Four years of lamenting later, this came in the mail:


And here it sits, happily ever after:


* people will buy you gifts if you want them to or not, so a registry means no guessing on their part, or returning on yours.

Gourmet chef

Venn diagram of our day
It was easier to draw than explain.


Making dinner last night. “Crab-stuffed grouper with polenta and spinach in a spicy cream sauce” sounds way better than “two frozen things from Trader Joes”, yet they are the same.

In an otherwise empty apartment …

80’s just hitting the phase where she says new words every day. It’s exhilarating. It seems to surprise all of us. “Tail! Tail!”, she says, as she excitedly hurts the cat.

“Stop meowing at my scarf!”,
I shouted to the deaf cat.

Level up: talking

80’s just hitting the phase where she says new words every day. It’s exhilarating. It seems to surprise all of us. “Tail! Tail!”, she says, as she excitedly hurts the cat.


Wadsgreen love

Venn diagram of our day
It was easier to draw than explain.


Making dinner last night. “Crab-stuffed grouper with polenta and spinach in a spicy cream sauce” sounds way better than “two frozen things from Trader Joes”, and yet they are the same.
Buying an algorithmically constructed hoodie = love for Jason

Paying the extra $5 for three-day delivery = irrational love for Jason

Whoa, GitHub!

Welcome to a new fork in my life — at the beginning of December, I started full-time work as a Support octocat at I still haven’t come up with an easy way to describe GitHub for those not in the techy world.

I’ll bypass what it does, and tell you about what I’m doing there. Like any big company with a well-used website, GitHub gets a lot of questions. You know when you find the Help link, or you email support@thewebsiteyou’ I’m one of the people who answers all those questions — from “I lost my password” to “How do I remove a repo from a watched list?”. There are questions we get that I’m unable to answer, because my technical abilities just don’t encompass much more than some weak computer programming skills. BUT, what I am awesome at is replying to people’s questions in a way that makes them feel listened to, and cared for.

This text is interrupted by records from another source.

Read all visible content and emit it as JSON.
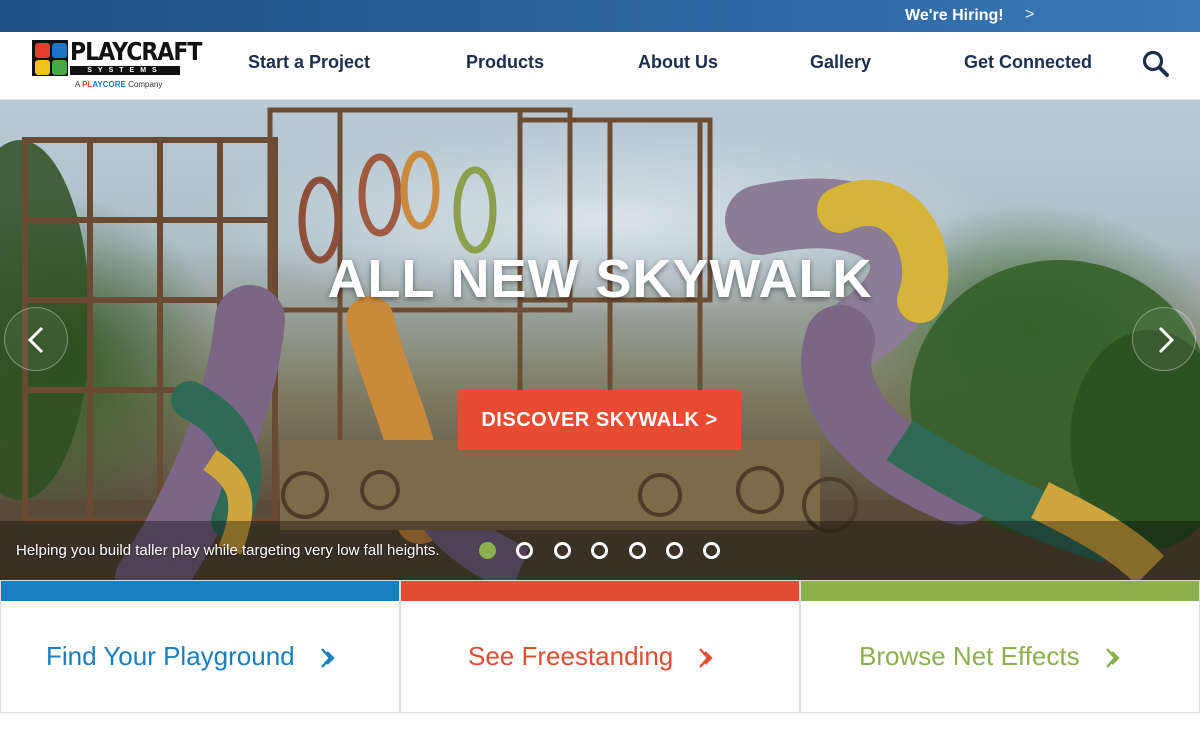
{
  "topbar": {
    "hiring_text": "We're Hiring!",
    "hiring_arrow": ">"
  },
  "logo": {
    "wordmark": "PLAYCRAFT",
    "systems": "SYSTEMS",
    "sub_prefix": "A",
    "sub_brand_a": "PL",
    "sub_brand_b": "AY",
    "sub_brand_c": "CORE",
    "sub_suffix": "Company"
  },
  "nav": {
    "items": [
      "Start a Project",
      "Products",
      "About Us",
      "Gallery",
      "Get Connected"
    ],
    "search_icon": "search-icon"
  },
  "hero": {
    "title": "ALL NEW SKYWALK",
    "cta_label": "DISCOVER SKYWALK",
    "cta_arrow": ">",
    "caption": "Helping you build taller play while targeting very low fall heights.",
    "slide_count": 7,
    "active_slide": 1,
    "prev_icon": "chevron-left-icon",
    "next_icon": "chevron-right-icon"
  },
  "cards": [
    {
      "label": "Find Your Playground",
      "color": "#1a7fbf"
    },
    {
      "label": "See Freestanding",
      "color": "#e24c32"
    },
    {
      "label": "Browse Net Effects",
      "color": "#8db04e"
    }
  ],
  "colors": {
    "topbar": "#2c64a0",
    "nav_text": "#1b2e4b",
    "cta": "#e84b31",
    "dot_active": "#8db04e"
  }
}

One of the awesome things about the GitHub community (and there is a community — GitHub lets anyone host their open-source code for free, so there are lots of people who work together to make awesome code for the betterment of everyone) is that most everyone is a software developer, so the collective sense of humor tends to skew towards Interne Nerd. “Like what?”, you ask.

When it was announced on the GitHub blog that I’d joined them, someone quickly checked out this blog, noticed the photo of 80 and I on the bike, and altered it to fit a popular meme. If you’re not familiar with the concept of a meme, read here. Suffice to say, I feel cozy and at home in this awesome GitHub world.


Deal with 80